Pelvic exams and Pap smears (or pap test) are routine screenings used by gynecologists at your annual wellness visits. The Pap smear is used to retrieve a small sample of cervical cells to have them analyzed by the lab. There, a lab tech will look at the sample under the microscope and determine whether the sample appears “normal” or “abnormal.”
While there are many reasons to get “abnormal Pap smear” results, this screening protocol is largely used to catch precancerous or cancerous cervical cells before they become more serious and difficult to treat.
5 Common Reasons Your Pap Smear is Abnormal
First and foremost, do not panic if you get an abnormal Pap smear result. Most of the time, this is nothing to worry about and ranges from an erroneous reading to something as simple as starting your period. Your doctor will contact you immediately to schedule a follow up.
1. You forgot to observe the pre-Pap recommendations
To keep your cervical cell sample as pure and easy to evaluate as possible, you’ll be advised to avoid the following for 48-hours (two days) prior to your Pap test.
- Do not wear a tampon
- Refrain from having sexual intercourse
- Avoid using an lubrication or vaginal moisturizers
- Do not use powders, sprays, or an menstrual related products
- No vaginal suppositories, douches, creams or other medications
If you can tell you are going to start your period close to your Pap-test, you haven’t completed your period by the date it’s scheduled, etc., simply call your doctor to reschedule. Do all you can to get a normal result to minimize the worry that results from an abnormal screening.
2. There is a slightly irregular cell that is nothing to worry about
Not all abnormal cells are cancerous or even a sign of something else. Sometimes, like anything else, a stray “abnormal” cell is formed. You may get a result that says, ASC-US, which stands for “atypical squamous cells of undetermined significance.” You’ll still have to come in for another Pap test to be sure, but this usually means nothing is wrong or the original sample simply wasn’t clear enough to get a conclusive reading.

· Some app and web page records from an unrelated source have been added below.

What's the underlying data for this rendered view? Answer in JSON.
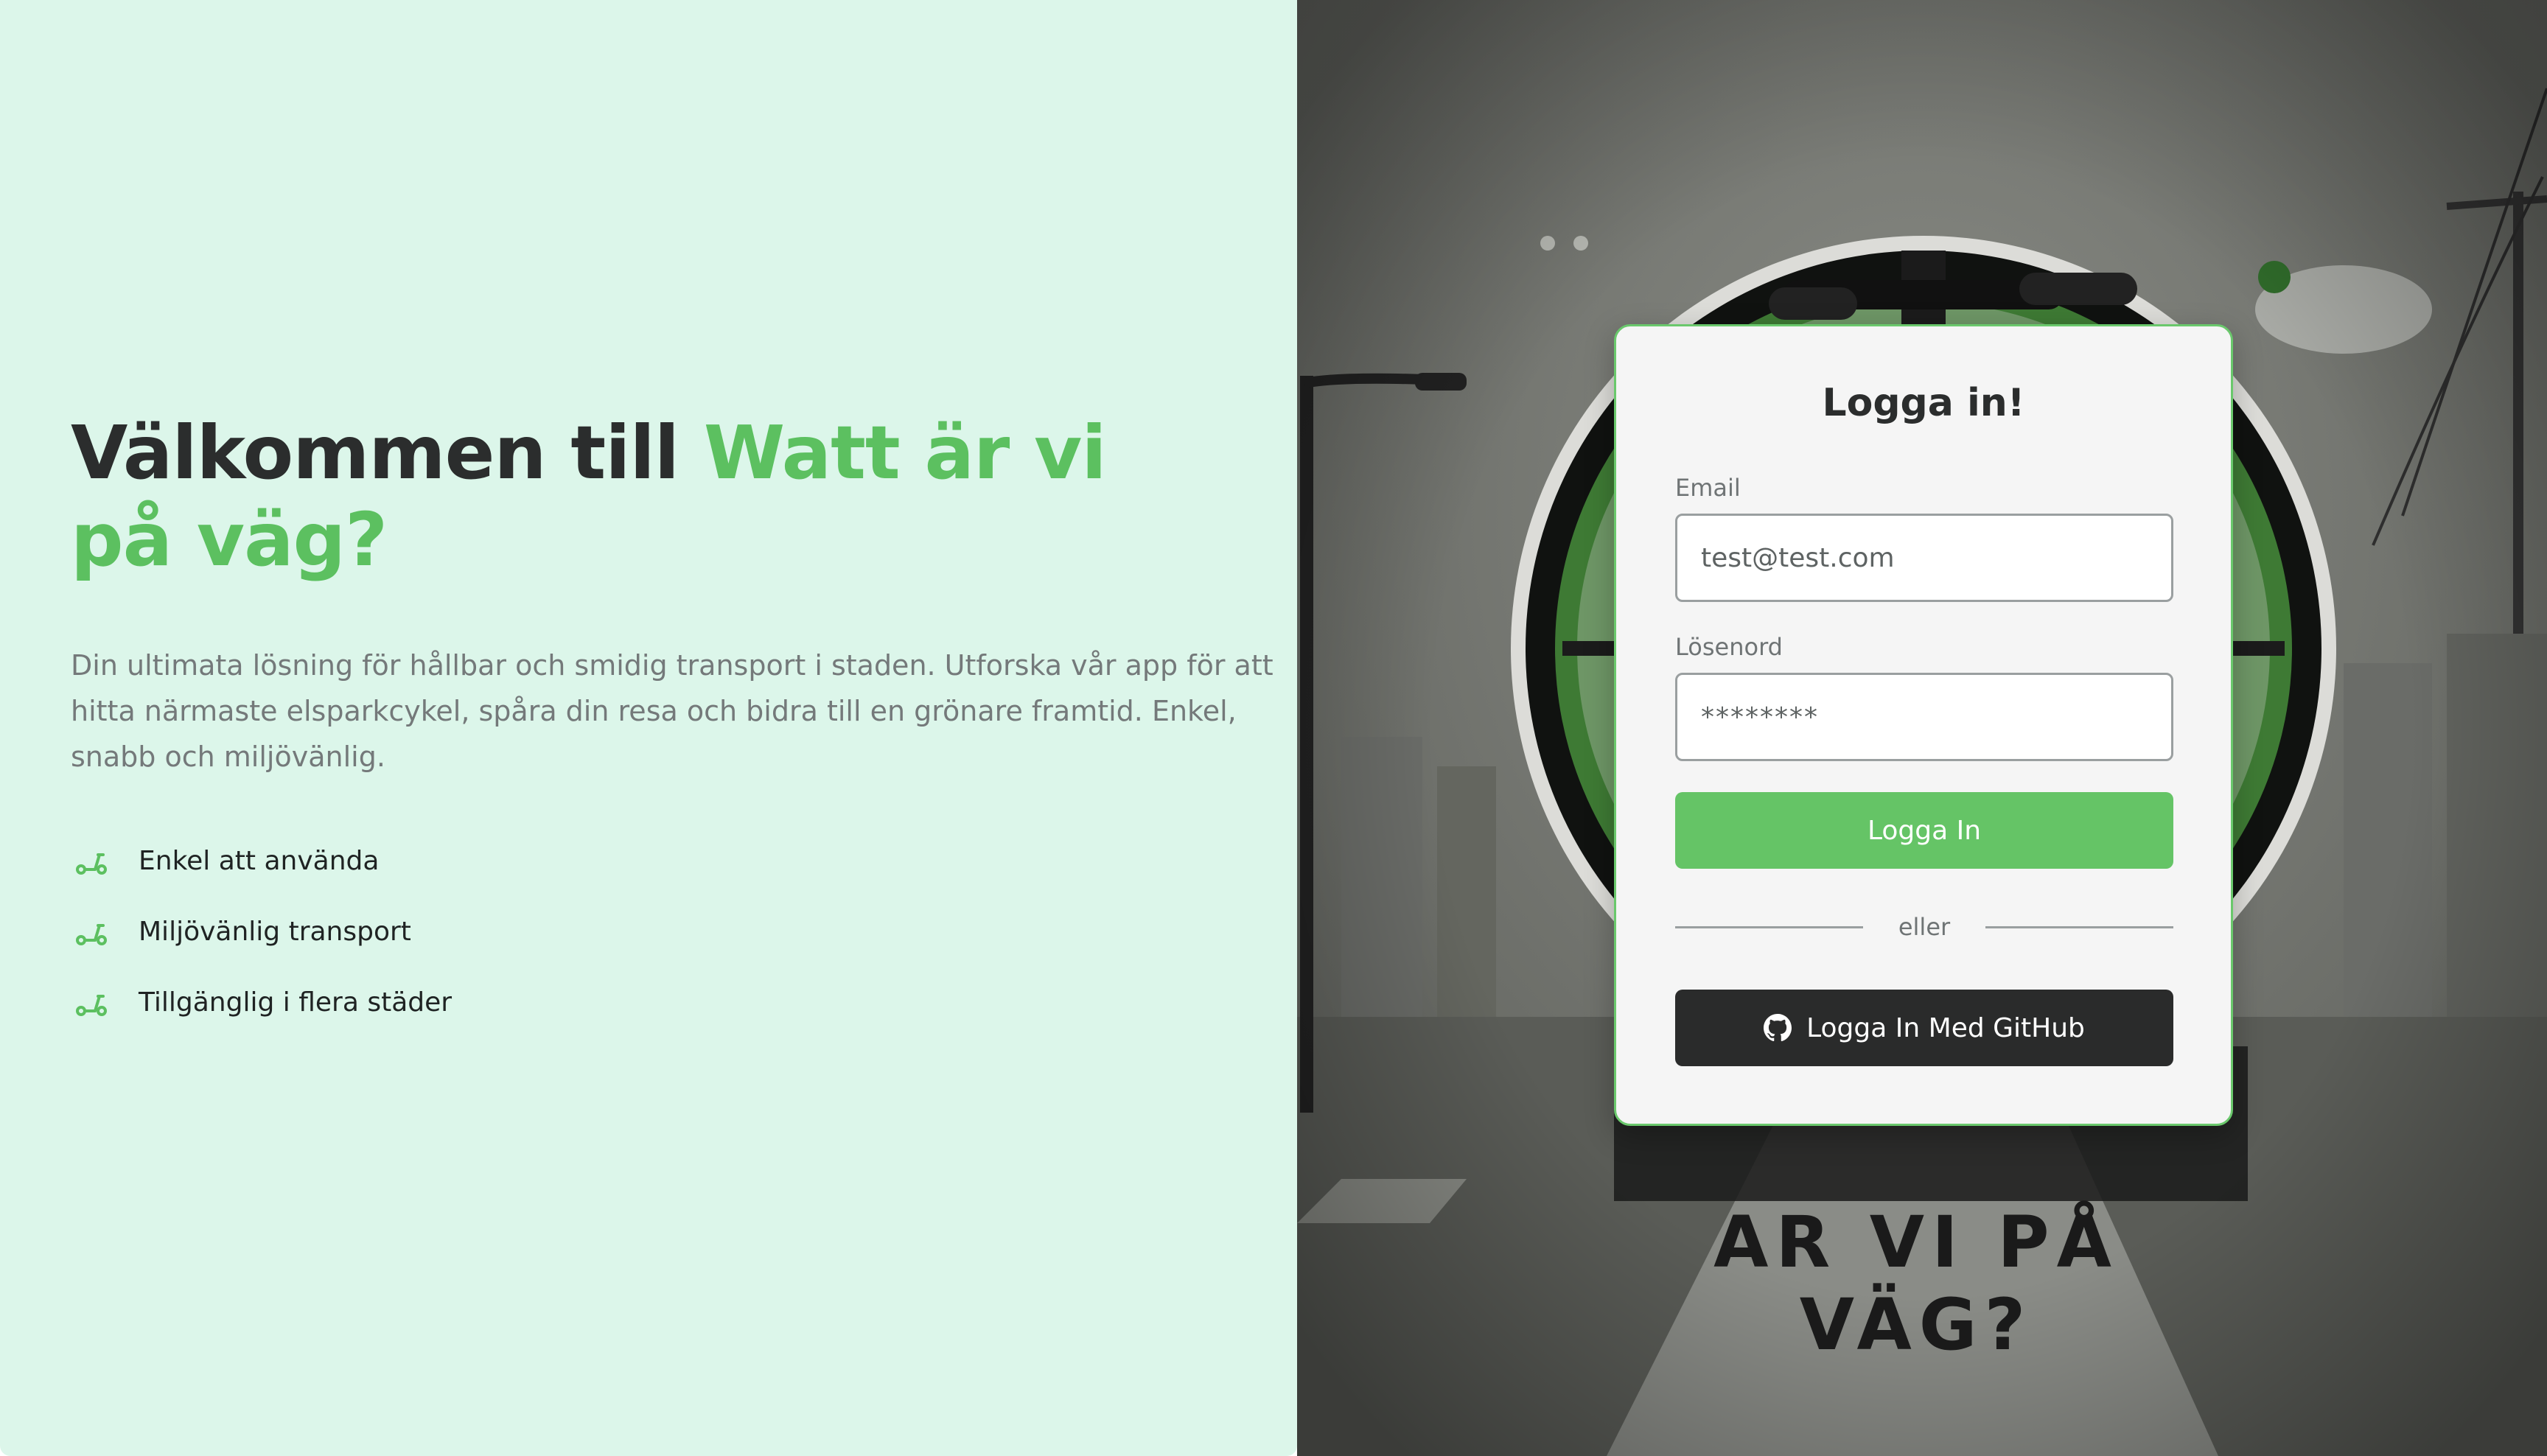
{
  "hero": {
    "title_prefix": "Välkommen till ",
    "title_accent": "Watt är vi på väg?",
    "description": "Din ultimata lösning för hållbar och smidig transport i staden. Utforska vår app för att hitta närmaste elsparkcykel, spåra din resa och bidra till en grönare framtid. Enkel, snabb och miljövänlig."
  },
  "features": [
    {
      "icon": "scooter-icon",
      "label": "Enkel att använda"
    },
    {
      "icon": "scooter-icon",
      "label": "Miljövänlig transport"
    },
    {
      "icon": "scooter-icon",
      "label": "Tillgänglig i flera städer"
    }
  ],
  "login": {
    "title": "Logga in!",
    "email_label": "Email",
    "email_value": "test@test.com",
    "password_label": "Lösenord",
    "password_value": "********",
    "submit_label": "Logga In",
    "divider_text": "eller",
    "github_label": "Logga In Med GitHub",
    "github_icon": "github-icon"
  },
  "background": {
    "logo_subtitle": "AR VI PÅ VÄG?"
  },
  "colors": {
    "accent": "#5cc060",
    "left_bg": "#dcf6ea",
    "button_green": "#65c466",
    "button_dark": "#2a2b2b",
    "heading": "#2b2d2d"
  }
}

3. You have a yeast or bacterial infection
Inflammation caused by a yeast or bacterial infection can throw off a Pap smear result. Usually, either of these conditions would cause itching, burning, abnormal discharge, etc. However, low-grade versions may not be as noticeable. Some women get so used to the discomfort they don’t even realize there’s something wrong.
If this is the case, your doctor will provide treatment and call you back for another Pap test once the infection has cleared.
4. HPV and other STDs
HPV (human papillomavirus) is one of the most common sexually transmitted infections and is also a common precursor for certain types of cervical cancer. Read, Who Needs the HPV Vaccine to learn more about how you can protect yourself and others from catching and transmitting this insidious infection.
Other sexually transmitted diseases, infections, and conditions also cause irregular Pap test results, including:
- Genital warts (herpes)
- Trichomoniasis (another common STI)
- Other infections
- General inflammation
Your physician will typically perform an HPV test, and may recommend a full STD panel, to begin ruling things out.
5. Cervical Dysplasia
While cervical dysplasia is not cancer, it does mean that cervical cells are beginning to mutate from normal to abnormal. Sometimes the body takes care of things on its own and everything goes back to healthy again. This is often the case for mild- or low-grade cervical dysplasia. In other cases, your doctor may determine that the cells need to be removed and biopsied for further analysis.
Treatment for Abnormal Pap Smear Results
The treatment or response to abnormal Pap smear screening is entirely depending on what the follow-up visit reveals.
In addition to HPV and possible STD/STI testing, your physician will perform a colposcopy. From your end, this will feel similar to a Pap test. Only this time, the physician will use the speculum to hold the vagina open along with a special tool called a colposcope.
S/he’ll use a cotton swab to apply a special solution all around the cervix, which helps irregular cells to reveal themselves under the colposcope’s light. The magnifying lens of the colposcope hyper-magnifies your cervix. With this close-up look, the gynecologist will determine if there are any irregular cells if not.
Click Here to read a more detailed description of the colposcopy process.
If so, they’ll be labeled as mild, moderate, or severe and treatment will proceed depending on the results. In some cases, we take a “watch and wait” approach, scheduling you for another Pap test in six to 12 months. In others, we may take a sample of the irregular cells right there and then to have them biopsied in the lab, after which we can determine the next steps.
Are you overdue for a Pap test or interested in learning more about abnormal results? Contact OB/GYN Associates of Spokane to schedule an appointment.